Health experts recently expressed disagreement regarding how to combat the ongoing ebola virus outbreak in West Africa.

International response teams called for the use of experimental drugs or vaccines to stop the spread of the disease, which has infected 844 people and killed 518 so far. Many experts said, however, that using those medications could be disastrous.

Infectious disease expert Jeremy Farrar questioned whether therapies farthest along in the development pipeline would be used in the developed world if a similar outbreak were to occur.

"Imagine if you take a region of Canada, America, Europe and you had 450 people dying of a viral hemorrhagic fever," Farrar said. "It would just be unacceptable - and it's unacceptable in West Africa."

Farrar also cited the emergency use of an experimental, Canadian-made ebola vaccine in 2009 when a German researcher was accidentally pricked with a needle containing ebola.

"We moved heaven and earth to help a German lab technician," Farrar said. "Why is it different because this is West Africa?"

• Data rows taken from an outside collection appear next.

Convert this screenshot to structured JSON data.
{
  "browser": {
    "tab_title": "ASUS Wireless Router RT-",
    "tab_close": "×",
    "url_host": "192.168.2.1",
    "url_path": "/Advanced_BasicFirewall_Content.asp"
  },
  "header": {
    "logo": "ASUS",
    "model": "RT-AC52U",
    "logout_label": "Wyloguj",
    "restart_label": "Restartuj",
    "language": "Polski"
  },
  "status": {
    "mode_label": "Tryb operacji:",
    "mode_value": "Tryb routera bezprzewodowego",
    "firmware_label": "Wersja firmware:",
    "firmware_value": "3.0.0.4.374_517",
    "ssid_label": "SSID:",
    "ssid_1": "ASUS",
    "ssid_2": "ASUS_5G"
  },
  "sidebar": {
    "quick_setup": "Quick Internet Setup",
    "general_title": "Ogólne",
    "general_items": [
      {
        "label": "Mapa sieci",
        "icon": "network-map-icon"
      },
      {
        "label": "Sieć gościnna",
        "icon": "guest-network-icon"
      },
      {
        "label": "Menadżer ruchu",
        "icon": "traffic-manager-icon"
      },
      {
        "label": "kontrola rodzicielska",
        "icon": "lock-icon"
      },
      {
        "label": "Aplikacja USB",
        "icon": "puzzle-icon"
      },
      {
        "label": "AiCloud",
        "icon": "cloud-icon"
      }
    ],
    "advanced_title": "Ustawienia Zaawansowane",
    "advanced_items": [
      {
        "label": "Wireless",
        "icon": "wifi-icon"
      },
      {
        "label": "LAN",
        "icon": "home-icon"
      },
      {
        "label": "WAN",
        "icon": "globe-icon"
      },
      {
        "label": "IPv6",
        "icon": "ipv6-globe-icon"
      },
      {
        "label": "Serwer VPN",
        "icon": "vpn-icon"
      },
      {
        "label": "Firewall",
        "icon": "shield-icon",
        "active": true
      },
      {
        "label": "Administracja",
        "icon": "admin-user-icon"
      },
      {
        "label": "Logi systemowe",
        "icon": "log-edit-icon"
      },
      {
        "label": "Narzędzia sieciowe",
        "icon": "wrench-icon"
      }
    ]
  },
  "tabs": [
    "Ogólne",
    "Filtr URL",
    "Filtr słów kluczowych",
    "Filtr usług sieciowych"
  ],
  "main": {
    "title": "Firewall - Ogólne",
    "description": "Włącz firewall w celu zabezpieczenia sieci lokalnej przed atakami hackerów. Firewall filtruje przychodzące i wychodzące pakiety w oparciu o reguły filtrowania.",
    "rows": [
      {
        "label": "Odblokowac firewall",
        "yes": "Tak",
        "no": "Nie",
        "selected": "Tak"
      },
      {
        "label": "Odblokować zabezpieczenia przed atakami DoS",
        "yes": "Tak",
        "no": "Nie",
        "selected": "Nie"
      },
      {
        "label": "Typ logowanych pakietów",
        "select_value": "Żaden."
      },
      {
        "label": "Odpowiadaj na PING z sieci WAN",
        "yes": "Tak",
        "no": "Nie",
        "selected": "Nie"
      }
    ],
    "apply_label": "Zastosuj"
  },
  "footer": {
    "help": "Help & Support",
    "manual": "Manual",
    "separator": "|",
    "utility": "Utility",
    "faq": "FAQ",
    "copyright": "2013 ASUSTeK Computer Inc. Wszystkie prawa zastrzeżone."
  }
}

Other experts said that using untested drugs that may not work could erode the trust of local populations in response teams and possibly endanger them. Persistent rumors in West Africa have already emerged, claiming that Western doctors are there to harvest organs for sale.